Many states pay subsidies to parents adopting handicapped children, but that assistance has been reduced by cuts in federal social service allocations.

In addition, many state social services agencies are reducing the number of adoption workers they employ. As a result, Sweiringa said, more children may spend their lives in foster care, being moved around from one family to another, because no one has the time to collect information on them and pass it on to organizations such as CARE.

In the District, however, there has not been a decrease in staff or a reduction in services, according to Norma Jernigan, acting chief of child and family services of the Department of Human Services. She said the city is planning a slight increase in the $214 monthly subsidy it pays to families who have adopted children with special needs.

The Altoffs, and other parents who have adopted children through CARE, said they previously had had difficulty with other agencies. The Reston couple said they had tried for months to adopt a Down's syndrome child, but had been turned down by other agencies because they already had seven children, two of them adopted.

Glen and Cassandra Polston of Poolesville, Md., said they, too, were turned down by adoption agencies when they first sought a child, despite their willingness to take an older child or one with a handicap. Because he is white and she is black, they were able to adopt children with parents of different races, who are usually harder to place, through CARE. The agency has a policy of not placing black children with white couples.

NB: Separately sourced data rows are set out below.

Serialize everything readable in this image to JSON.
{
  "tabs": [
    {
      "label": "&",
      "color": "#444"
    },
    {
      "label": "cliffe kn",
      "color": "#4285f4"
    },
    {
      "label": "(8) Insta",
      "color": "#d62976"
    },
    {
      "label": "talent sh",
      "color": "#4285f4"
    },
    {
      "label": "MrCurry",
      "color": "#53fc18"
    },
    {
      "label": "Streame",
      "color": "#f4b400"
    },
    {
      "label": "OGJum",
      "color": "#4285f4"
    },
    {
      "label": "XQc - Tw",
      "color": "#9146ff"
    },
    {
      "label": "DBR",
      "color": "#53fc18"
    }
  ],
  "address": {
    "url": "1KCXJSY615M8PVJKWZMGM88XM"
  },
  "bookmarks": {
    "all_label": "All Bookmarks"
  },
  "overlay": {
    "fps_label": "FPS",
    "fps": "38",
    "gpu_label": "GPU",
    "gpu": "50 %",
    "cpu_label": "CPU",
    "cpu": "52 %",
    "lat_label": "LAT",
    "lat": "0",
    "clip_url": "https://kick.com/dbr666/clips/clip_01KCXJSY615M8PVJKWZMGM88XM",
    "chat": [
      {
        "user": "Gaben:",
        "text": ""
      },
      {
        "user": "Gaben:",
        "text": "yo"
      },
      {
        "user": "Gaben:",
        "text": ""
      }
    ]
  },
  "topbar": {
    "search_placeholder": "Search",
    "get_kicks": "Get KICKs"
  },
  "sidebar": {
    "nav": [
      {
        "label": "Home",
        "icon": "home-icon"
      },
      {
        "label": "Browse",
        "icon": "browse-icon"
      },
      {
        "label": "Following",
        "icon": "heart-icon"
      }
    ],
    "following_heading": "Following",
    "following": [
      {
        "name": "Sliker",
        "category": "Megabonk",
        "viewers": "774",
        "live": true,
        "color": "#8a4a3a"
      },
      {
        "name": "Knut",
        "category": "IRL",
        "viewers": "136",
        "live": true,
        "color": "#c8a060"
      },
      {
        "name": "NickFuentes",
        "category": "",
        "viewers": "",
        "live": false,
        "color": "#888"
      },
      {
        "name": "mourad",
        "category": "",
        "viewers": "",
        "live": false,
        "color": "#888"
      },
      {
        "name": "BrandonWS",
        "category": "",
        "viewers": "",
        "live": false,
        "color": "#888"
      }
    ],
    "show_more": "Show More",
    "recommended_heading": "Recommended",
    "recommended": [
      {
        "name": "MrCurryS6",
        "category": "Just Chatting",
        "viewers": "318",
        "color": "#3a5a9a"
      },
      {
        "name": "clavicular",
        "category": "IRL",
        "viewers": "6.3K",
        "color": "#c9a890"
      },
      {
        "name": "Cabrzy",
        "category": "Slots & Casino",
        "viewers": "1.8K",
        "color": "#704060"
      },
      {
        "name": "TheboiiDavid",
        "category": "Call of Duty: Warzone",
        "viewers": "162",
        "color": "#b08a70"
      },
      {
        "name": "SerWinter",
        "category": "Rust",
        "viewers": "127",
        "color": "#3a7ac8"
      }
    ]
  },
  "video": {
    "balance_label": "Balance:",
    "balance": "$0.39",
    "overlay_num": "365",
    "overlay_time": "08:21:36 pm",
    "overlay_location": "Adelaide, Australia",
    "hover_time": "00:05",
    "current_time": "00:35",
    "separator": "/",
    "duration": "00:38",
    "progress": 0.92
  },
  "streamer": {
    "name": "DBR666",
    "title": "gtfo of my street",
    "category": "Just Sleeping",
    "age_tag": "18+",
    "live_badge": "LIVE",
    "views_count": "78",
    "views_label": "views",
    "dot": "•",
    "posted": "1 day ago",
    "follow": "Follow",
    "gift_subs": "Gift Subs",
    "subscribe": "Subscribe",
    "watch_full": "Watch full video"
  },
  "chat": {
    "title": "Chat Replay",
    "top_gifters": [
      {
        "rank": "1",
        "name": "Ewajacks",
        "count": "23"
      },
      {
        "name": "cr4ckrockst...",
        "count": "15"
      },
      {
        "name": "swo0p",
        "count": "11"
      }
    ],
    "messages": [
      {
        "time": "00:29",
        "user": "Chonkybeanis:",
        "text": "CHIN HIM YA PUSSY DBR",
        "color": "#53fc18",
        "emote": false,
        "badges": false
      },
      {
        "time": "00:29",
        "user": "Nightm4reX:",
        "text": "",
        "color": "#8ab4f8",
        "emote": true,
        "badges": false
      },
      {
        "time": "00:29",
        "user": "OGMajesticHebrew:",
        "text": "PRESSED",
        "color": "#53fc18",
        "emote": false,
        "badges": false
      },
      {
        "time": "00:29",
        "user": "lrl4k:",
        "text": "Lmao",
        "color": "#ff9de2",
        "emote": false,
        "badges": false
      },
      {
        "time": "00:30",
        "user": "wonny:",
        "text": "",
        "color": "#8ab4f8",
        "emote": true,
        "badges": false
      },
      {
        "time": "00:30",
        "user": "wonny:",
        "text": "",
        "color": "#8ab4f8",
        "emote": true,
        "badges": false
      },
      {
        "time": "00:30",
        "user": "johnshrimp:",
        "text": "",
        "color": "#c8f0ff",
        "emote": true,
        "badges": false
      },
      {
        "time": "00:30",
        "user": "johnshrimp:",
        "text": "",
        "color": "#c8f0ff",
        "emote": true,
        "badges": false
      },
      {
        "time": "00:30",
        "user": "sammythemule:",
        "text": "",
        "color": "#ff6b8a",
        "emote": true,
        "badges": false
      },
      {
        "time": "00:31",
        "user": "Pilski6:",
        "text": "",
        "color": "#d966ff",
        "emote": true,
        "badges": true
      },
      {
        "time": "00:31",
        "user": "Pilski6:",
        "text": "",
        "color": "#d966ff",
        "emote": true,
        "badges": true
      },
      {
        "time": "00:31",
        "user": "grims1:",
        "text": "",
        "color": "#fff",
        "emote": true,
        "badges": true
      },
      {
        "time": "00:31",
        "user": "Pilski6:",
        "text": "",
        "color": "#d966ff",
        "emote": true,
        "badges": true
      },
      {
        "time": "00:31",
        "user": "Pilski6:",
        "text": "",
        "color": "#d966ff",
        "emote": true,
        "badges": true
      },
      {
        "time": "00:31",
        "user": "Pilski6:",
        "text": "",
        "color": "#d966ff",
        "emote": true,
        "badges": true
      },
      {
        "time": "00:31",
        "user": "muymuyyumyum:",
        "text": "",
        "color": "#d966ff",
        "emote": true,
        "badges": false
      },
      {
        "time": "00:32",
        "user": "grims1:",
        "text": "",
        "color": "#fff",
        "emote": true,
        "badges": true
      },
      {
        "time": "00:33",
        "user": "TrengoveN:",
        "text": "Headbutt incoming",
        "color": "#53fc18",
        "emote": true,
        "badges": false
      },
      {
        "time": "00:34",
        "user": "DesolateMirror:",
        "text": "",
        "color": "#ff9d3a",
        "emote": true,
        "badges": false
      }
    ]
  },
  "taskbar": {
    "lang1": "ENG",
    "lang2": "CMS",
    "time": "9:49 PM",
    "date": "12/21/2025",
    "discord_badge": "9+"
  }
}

"What got me was the regulations these agencies put on who could and could not adopt a child. Yet, they still have plenty of children in foster care," said Cassandra Polston, a Montgomery County police officer.

"We looked into one agency that would have cost us $15,000 to $20,000 once we did the home study . . . . We have two biological children. That ruled us out with a lot of agencies," she said.

The Polstons adopted 4-month-old Jacob last year and 3-month-old Rachel in July, both through CARE. Both are children of black and white parents. The Polstons have two children of their own, Christopher, 10, and Rebecca, 8.

"CARE comes from a place of real concern for the child," said Laurie Richards, a District woman who, with her husband, David, has adopted two Asian children. Fellon performed the initial interviews (called a "home study") for the Richards when they adopted their second daughter, Ahana Prya, an 18-month-old from India. Their eldest daughter, 5-year-old Ariani from Indonesia, is also adopted.

By seeking to adopt a handicapped child, Jackie Altoff said, "I thought I was taking this wonderful humanitarian step . . . . They said there was no way they would place a kid in a house with six others. They suggested I see a psychiatrist."

She said she first considered adopting a child with Down's syndrome when she saw children who had the condition in an infant stimulation class.

"They were so cute. My vision of a retarded person was like a vegetable. But these babies were developing. Some of them were on the appropriate level for their ages . So I started looking for a Down's baby," she said.

"We are considered a nontraditional agency," Fellon conceded. "One battle we took on this year was to convince agencies to place healthy children with single parents. We made some inroads. We got some agencies to consider it, but what happened in every case was the agencies accepted our home studies but placed the child with a two-parent family."

Fellon said she believes the difficulties for hard-to-place children and nontraditional adoptive children reflect "our society's prejudice about who the best parents and the best children are . . . . if you're single or a child who is handicapped or older, you're second-class."